By listening to Elvis Presley, Johnny Cash and Nat King Cole and many others, he has learned that singing with raw emotion makes an impact on folks. Another one of his major inspirations is Garth Brooks. This world-renowned artist once said, “True country music is honesty, sincerity, and real life to the hilt.” This is just how Russell approaches his performances. Russell can sense the pulse of his audiences and intuitively knows how to change the set of songs or the pace to fit that evening’s energy.
Russell is constantly working. After stints at Opryland in San Antonio, Texas, and Nashville’s The Grand Old Opry, he worked his way west and starred as the lead singer in Sammy’s Showroom at Harrah’s in Reno.

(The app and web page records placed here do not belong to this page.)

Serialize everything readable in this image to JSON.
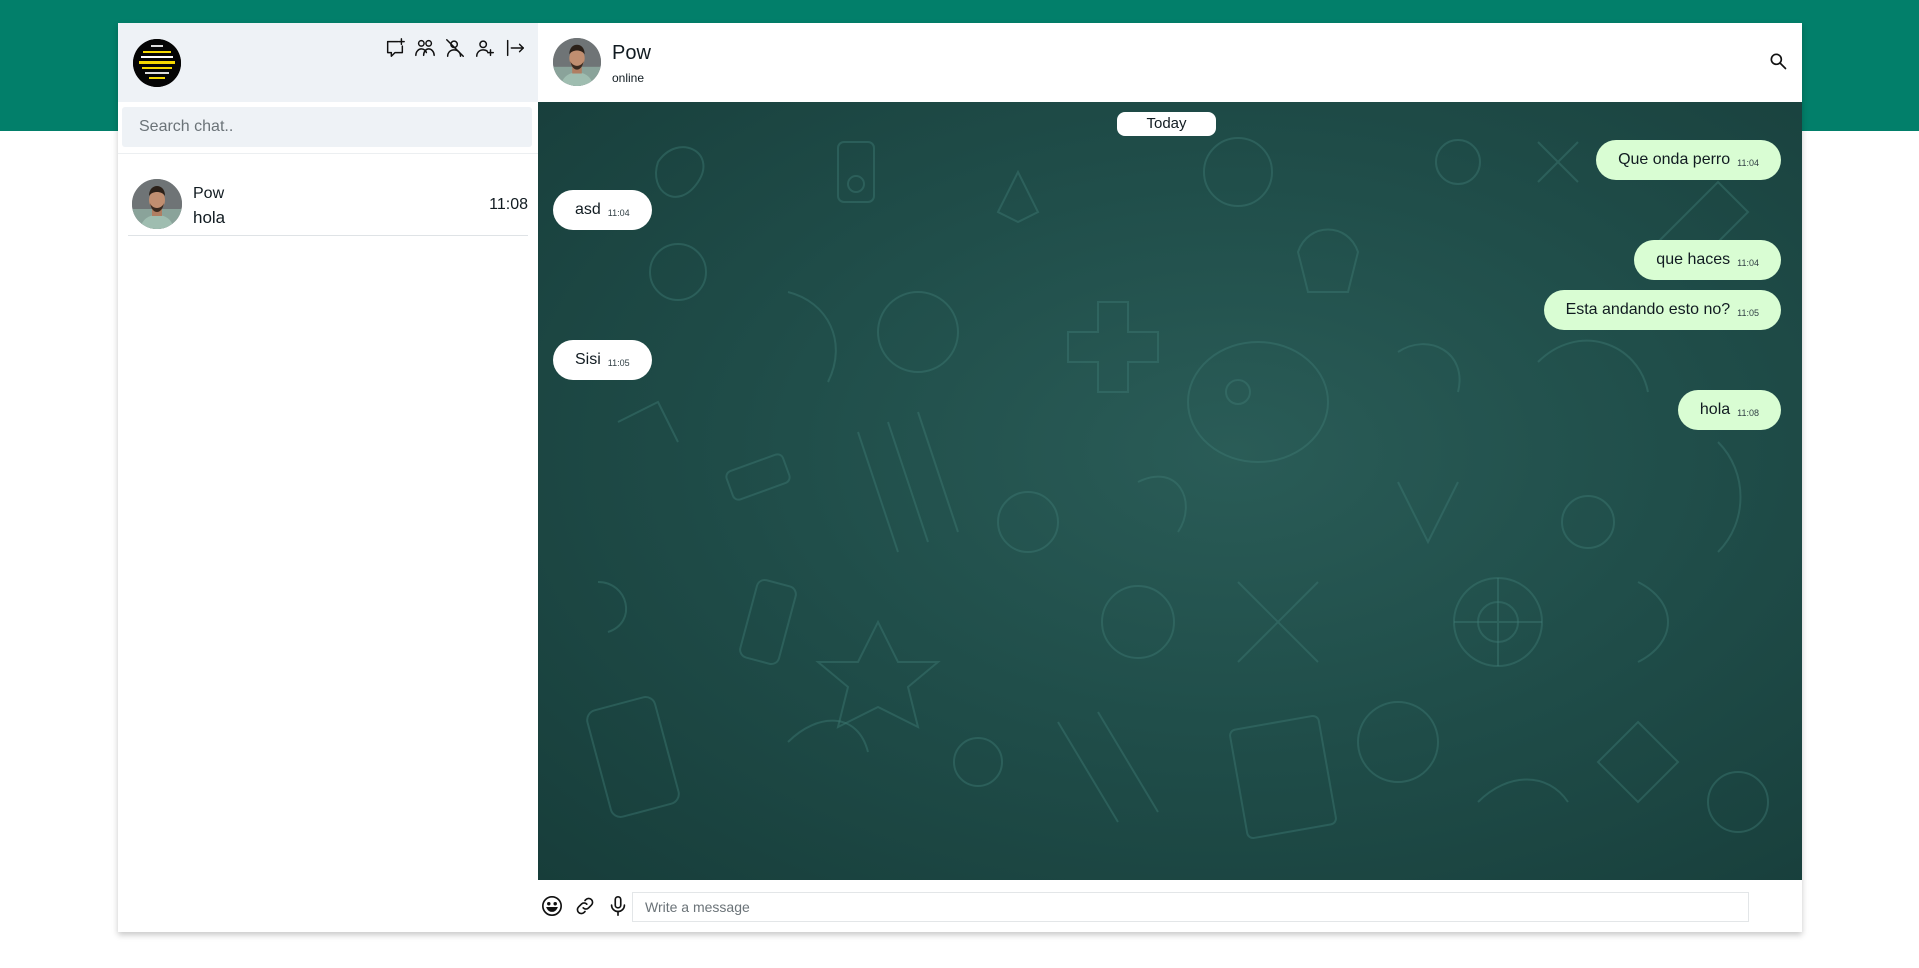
{
  "colors": {
    "accent_band": "#027f6a",
    "sidebar_header": "#eef2f6",
    "outgoing_bubble": "#d9fdd3",
    "incoming_bubble": "#ffffff",
    "chat_background": "#204e4a"
  },
  "sidebar": {
    "header_icons": [
      "new-chat-icon",
      "new-group-icon",
      "block-user-icon",
      "add-contact-icon",
      "logout-icon"
    ],
    "search": {
      "placeholder": "Search chat..",
      "value": ""
    },
    "chats": [
      {
        "name": "Pow",
        "last_message": "hola",
        "time": "11:08"
      }
    ]
  },
  "chat": {
    "contact": {
      "name": "Pow",
      "status": "online"
    },
    "date_label": "Today",
    "messages": [
      {
        "direction": "out",
        "text": "Que onda perro",
        "time": "11:04"
      },
      {
        "direction": "in",
        "text": "asd",
        "time": "11:04"
      },
      {
        "direction": "out",
        "text": "que haces",
        "time": "11:04"
      },
      {
        "direction": "out",
        "text": "Esta andando esto no?",
        "time": "11:05"
      },
      {
        "direction": "in",
        "text": "Sisi",
        "time": "11:05"
      },
      {
        "direction": "out",
        "text": "hola",
        "time": "11:08"
      }
    ]
  },
  "composer": {
    "icons": [
      "emoji-icon",
      "attach-link-icon",
      "microphone-icon"
    ],
    "placeholder": "Write a message",
    "value": ""
  }
}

Currently, he is working on several projects between performances throughout the western U.S. Along with his busy concert schedule, Russell is working with collaborator and co-writer Jerry Cupit of Cupit Music of Nashville on a development deal that will feature many of Russell’s original songs.
Maury Rosas has been the musical director for Russell’s back-up band, The West Coast Syndicate, for nearly five years. “Entertainment comes first with Dave,” Rosas says. “He doesn’t suffer from ‘LSD’ or ‘Lead Singer Disorder’ like most singers.” Rosas goes on to share that Russell is a genuine guy. “Dave really cares about his band and the audience,” he says. “That is rare in this industry.”
For more information on Dave Russell, visit daverussell.com.